Pragmatica-Lung Cancer Treatment Trial
What is the Pragmatica-Lung cancer trial?
Pragmatica-Lung is a phase 3 clinical trial for people with non-small cell lung cancer that has spread beyond the lungs (stage 4 cancer). People in the trial will be assigned by chance (randomly) to receive either standard chemotherapy or a combination of the drugs ramucirumab (Cyramza) and pembrolizumab (Keytruda). These drugs have already been approved by the Food and Drug Administration (FDA) to treat certain types of cancer, including some types of lung cancer. Ramucirumab is a targeted drug that works by preventing new blood vessels from growing, and pembrolizumab is an immunotherapy that helps the body’s immune system attack the cancer.
Who is eligible to participate?
People aged 18 or older with stage 4 non-small cell lung cancer whose cancer has continued growing after treatment with immunotherapy and chemotherapy may be eligible to participate. Researchers hope to enroll 700 people to the trial.

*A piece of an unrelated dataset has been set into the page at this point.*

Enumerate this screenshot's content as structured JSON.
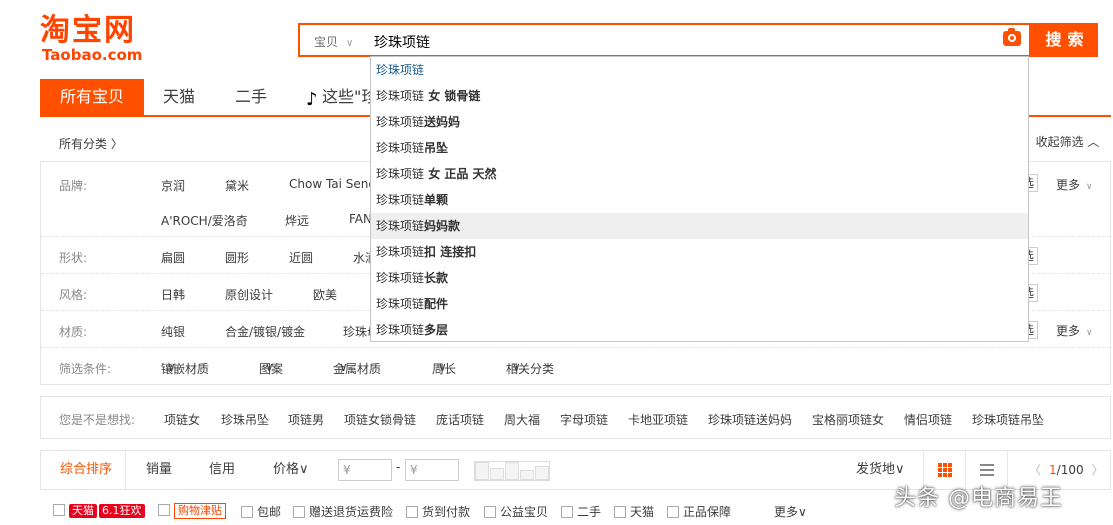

What are the goals of Pragmatica-Lung?
The goal of the Pragmatica-Lung trial is to see if this combination of drugs can help those with advanced lung cancer live longer than with standard chemotherapy.
The combination of ramucirumab and pembrolizumab that is being studied in Pragmatica-Lung was tested in an earlier phase 2 clinical trial that was part of the Lung-MAP precision medicine trial. In that trial, the combination seemed to help certain people with stage 4 lung cancer live longer. Pragmatica-Lung will enroll more and a wider variety of participants than the previous trial to confirm if the combination of pembrolizumab and ramucirumab helps patients live longer than if they were on standard chemotherapy.
Why is the Pragmatica-Lung clinical trial important?
Pragmatica-Lung is designed to remove many of the barriers that prevent people from joining clinical trials. Many trials restrict who can join based on how well they can perform the functions of daily life, a measure called performance status. Pragmatica-Lung allows the participation of people with lower performance status, who are more representative of people with advanced lung cancer.
The trial designers also cut out many of the extra tests, data collections, and secondary study goals that are often included in clinical trials. Although researchers can learn a lot from these other tests and side studies, they tend to place a large burden on study doctors, as well as on patients. Because ramucirumab and pembrolizumab are already FDA approved for many cancer indications, their side effects are well known. Therefore, the only side effects data trial investigators will collect is information on severe side effects from the two-drug combination.
Who is sponsoring the Pragmatica-Lung study?
Pragmatica-Lung is sponsored by the National Cancer Institute and being led by the SWOG Cancer Research Network in collaboration with the Alliance for Clinical Trials in Oncology. The study will be conducted with participation of the four US NCI National Clinical Trials Network (NCTN) groups that focus on cancer in adults. Pharmaceutical companies Merck and Eli Lilly and Co. are each providing one of the study drugs and additional trial funding.
This trial is part of a broader effort by NCI and FDA to modernize clinical trials. The hope is that this type of simplified trial can be less burdensome to patients and investigators and serve as a model for future cancer clinical trials.
How can I learn more about Pragmatica-Lung?
People interested in learning more about the Pragmatica-Lung trial should speak with their doctor. They may also view the protocol abstract to see detailed eligibility criteria, participating locations, and study outline, which they can share with their health care team.
The Pragmatica-Lung trial is indexed on Clinical Trials.gov under the identifier NCT05633602 and is also identified by the study number SWOG-S2302.